Repeat exactly the line with "Extract the structured" and each line after it to the end of the data below; pictures stay out.

Dataset rows for apps and sites
::::::::

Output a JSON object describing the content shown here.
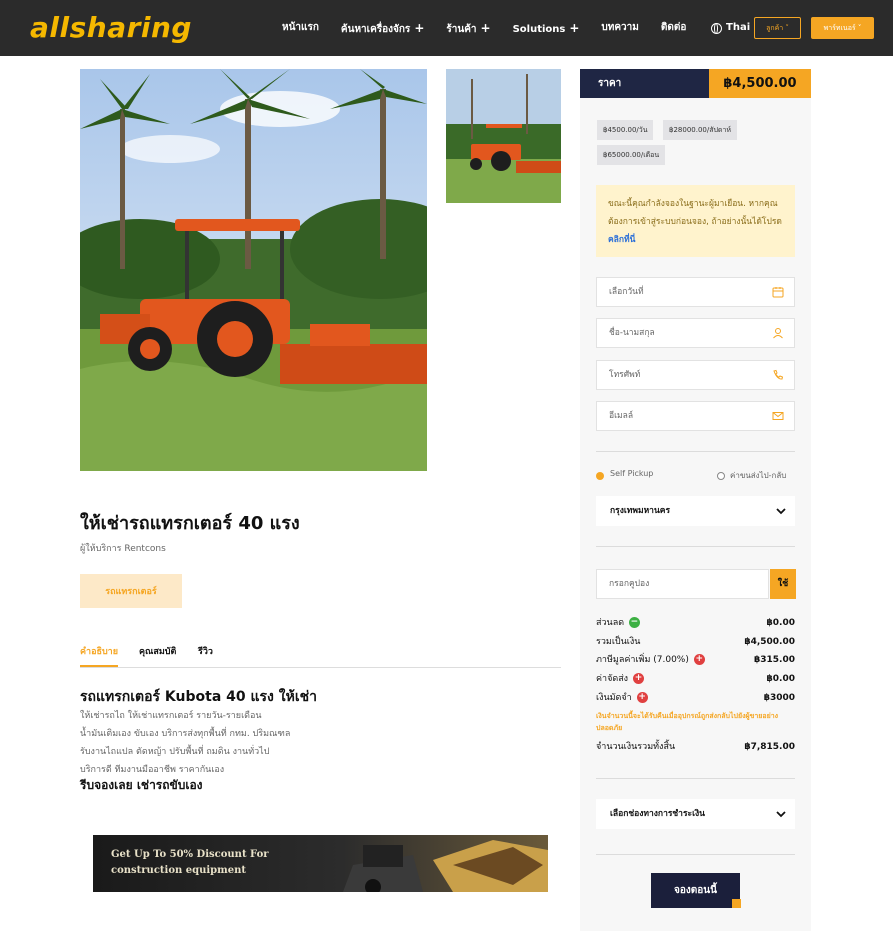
{
  "header": {
    "logo": "allsharing",
    "nav": [
      {
        "label": "หน้าแรก",
        "has_plus": false
      },
      {
        "label": "ค้นหาเครื่องจักร",
        "has_plus": true
      },
      {
        "label": "ร้านค้า",
        "has_plus": true
      },
      {
        "label": "Solutions",
        "has_plus": true
      },
      {
        "label": "บทความ",
        "has_plus": false
      },
      {
        "label": "ติดต่อ",
        "has_plus": false
      }
    ],
    "language": "Thai",
    "customer_button": "ลูกค้า ˅",
    "partner_button": "พาร์ทเนอร์ ˅"
  },
  "product": {
    "title": "ให้เช่ารถแทรกเตอร์ 40 แรง",
    "provider": "ผู้ให้บริการ Rentcons",
    "category": "รถแทรกเตอร์"
  },
  "tabs": [
    {
      "label": "คำอธิบาย",
      "active": true
    },
    {
      "label": "คุณสมบัติ",
      "active": false
    },
    {
      "label": "รีวิว",
      "active": false
    }
  ],
  "description": {
    "title": "รถแทรกเตอร์ Kubota 40 แรง ให้เช่า",
    "lines": [
      "ให้เช่ารถไถ ให้เช่าแทรกเตอร์ รายวัน-รายเดือน",
      "น้ำมันเติมเอง ขับเอง บริการส่งทุกพื้นที่ กทม. ปริมณฑล",
      "รับงานไถแปล ตัดหญ้า ปรับพื้นที่ ถมดิน งานทั่วไป",
      "บริการดี ทีมงานมืออาชีพ ราคากันเอง"
    ],
    "cta": "รีบจองเลย เช่ารถขับเอง"
  },
  "banner": {
    "line1": "Get Up To 50% Discount For",
    "line2": "construction equipment"
  },
  "booking": {
    "price_label": "ราคา",
    "price_value": "฿4,500.00",
    "rates": [
      "฿4500.00/วัน",
      "฿28000.00/สัปดาห์",
      "฿65000.00/เดือน"
    ],
    "notice_text": "ขณะนี้คุณกำลังจองในฐานะผู้มาเยือน. หากคุณต้องการเข้าสู่ระบบก่อนจอง, ถ้าอย่างนั้นได้โปรด",
    "notice_link": "คลิกที่นี่",
    "fields": {
      "date": "เลือกวันที่",
      "name": "ชื่อ-นามสกุล",
      "phone": "โทรศัพท์",
      "email": "อีเมลล์"
    },
    "delivery_options": [
      {
        "label": "Self Pickup",
        "selected": true
      },
      {
        "label": "ค่าขนส่งไป-กลับ",
        "selected": false
      }
    ],
    "province": "กรุงเทพมหานคร",
    "coupon_placeholder": "กรอกคูปอง",
    "coupon_button": "ใช้",
    "summary": {
      "discount_label": "ส่วนลด",
      "discount_value": "฿0.00",
      "subtotal_label": "รวมเป็นเงิน",
      "subtotal_value": "฿4,500.00",
      "vat_label": "ภาษีมูลค่าเพิ่ม (7.00%)",
      "vat_value": "฿315.00",
      "shipping_label": "ค่าจัดส่ง",
      "shipping_value": "฿0.00",
      "deposit_label": "เงินมัดจำ",
      "deposit_value": "฿3000",
      "deposit_note": "เงินจำนวนนี้จะได้รับคืนเมื่ออุปกรณ์ถูกส่งกลับไปยังผู้ขายอย่างปลอดภัย",
      "total_label": "จำนวนเงินรวมทั้งสิ้น",
      "total_value": "฿7,815.00"
    },
    "payment_select": "เลือกช่องทางการชำระเงิน",
    "book_button": "จองตอนนี้"
  },
  "colors": {
    "accent": "#f5a623",
    "navy": "#1f2644",
    "header_bg": "#2b2b2b",
    "logo": "#f5b800"
  }
}
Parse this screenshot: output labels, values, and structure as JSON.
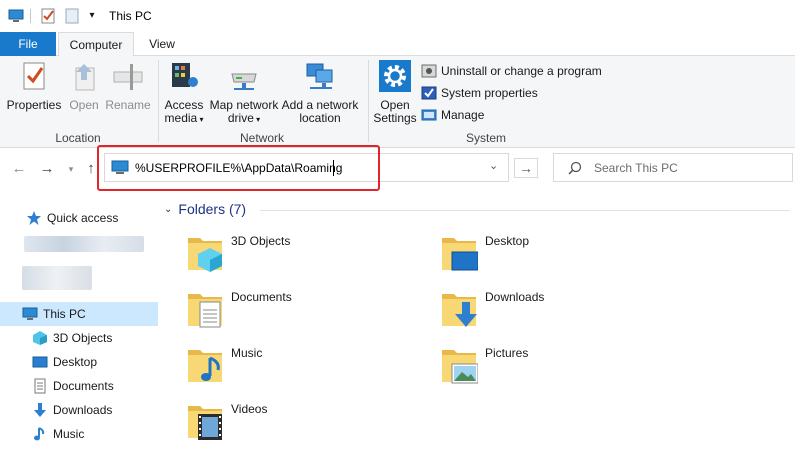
{
  "window": {
    "title": "This PC"
  },
  "tabs": {
    "file": "File",
    "computer": "Computer",
    "view": "View"
  },
  "ribbon": {
    "location": {
      "label": "Location",
      "properties": "Properties",
      "open": "Open",
      "rename": "Rename"
    },
    "network": {
      "label": "Network",
      "access_media_line1": "Access",
      "access_media_line2": "media",
      "map_drive_line1": "Map network",
      "map_drive_line2": "drive",
      "add_location_line1": "Add a network",
      "add_location_line2": "location"
    },
    "system": {
      "label": "System",
      "open_settings_line1": "Open",
      "open_settings_line2": "Settings",
      "uninstall": "Uninstall or change a program",
      "system_properties": "System properties",
      "manage": "Manage"
    }
  },
  "address": {
    "value": "%USERPROFILE%\\AppData\\Roaming"
  },
  "search": {
    "placeholder": "Search This PC"
  },
  "nav_pane": {
    "quick_access": "Quick access",
    "this_pc": "This PC",
    "items": [
      "3D Objects",
      "Desktop",
      "Documents",
      "Downloads",
      "Music"
    ]
  },
  "content": {
    "group_header": "Folders (7)",
    "folders": [
      "3D Objects",
      "Desktop",
      "Documents",
      "Downloads",
      "Music",
      "Pictures",
      "Videos"
    ]
  },
  "colors": {
    "accent": "#1979ca",
    "highlight_box": "#e0262b",
    "folder_yellow": "#f8d775",
    "selection": "#cce8ff"
  }
}
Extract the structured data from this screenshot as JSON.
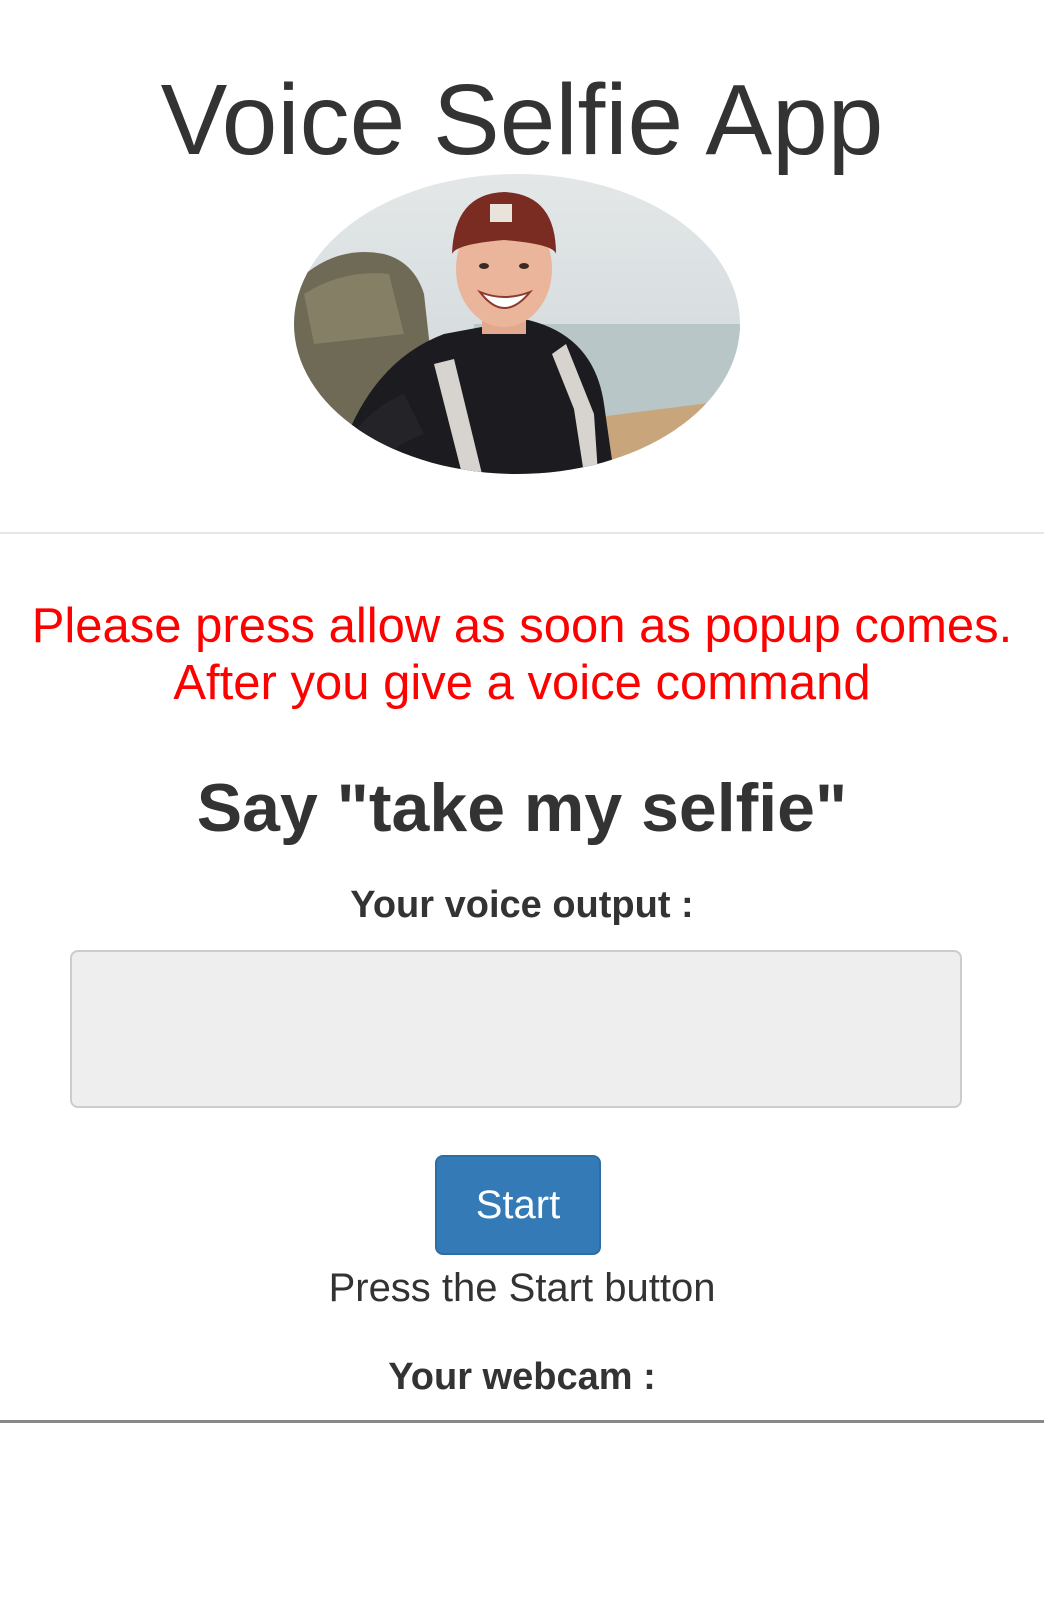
{
  "header": {
    "title": "Voice Selfie App",
    "hero_image": "smiling-man-selfie-photo"
  },
  "notice": {
    "text": "Please press allow as soon as popup comes. After you give a voice command",
    "color": "#ff0000"
  },
  "main": {
    "instruction": "Say \"take my selfie\"",
    "output_label": "Your voice output :",
    "output_value": "",
    "start_label": "Start",
    "status": "Press the Start button",
    "webcam_label": "Your webcam :"
  },
  "colors": {
    "primary_button": "#337ab7",
    "text": "#333333",
    "output_box_bg": "#eeeeee"
  }
}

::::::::

Solution for this exercise –
Extract the structured data from this screenshot as JSON.
{
  "header": {
    "title": "Voice Selfie App",
    "hero_image": "smiling-man-selfie-photo"
  },
  "notice": {
    "text": "Please press allow as soon as popup comes. After you give a voice command",
    "color": "#ff0000"
  },
  "main": {
    "instruction": "Say \"take my selfie\"",
    "output_label": "Your voice output :",
    "output_value": "",
    "start_label": "Start",
    "status": "Press the Start button",
    "webcam_label": "Your webcam :"
  },
  "colors": {
    "primary_button": "#337ab7",
    "text": "#333333",
    "output_box_bg": "#eeeeee"
  }
}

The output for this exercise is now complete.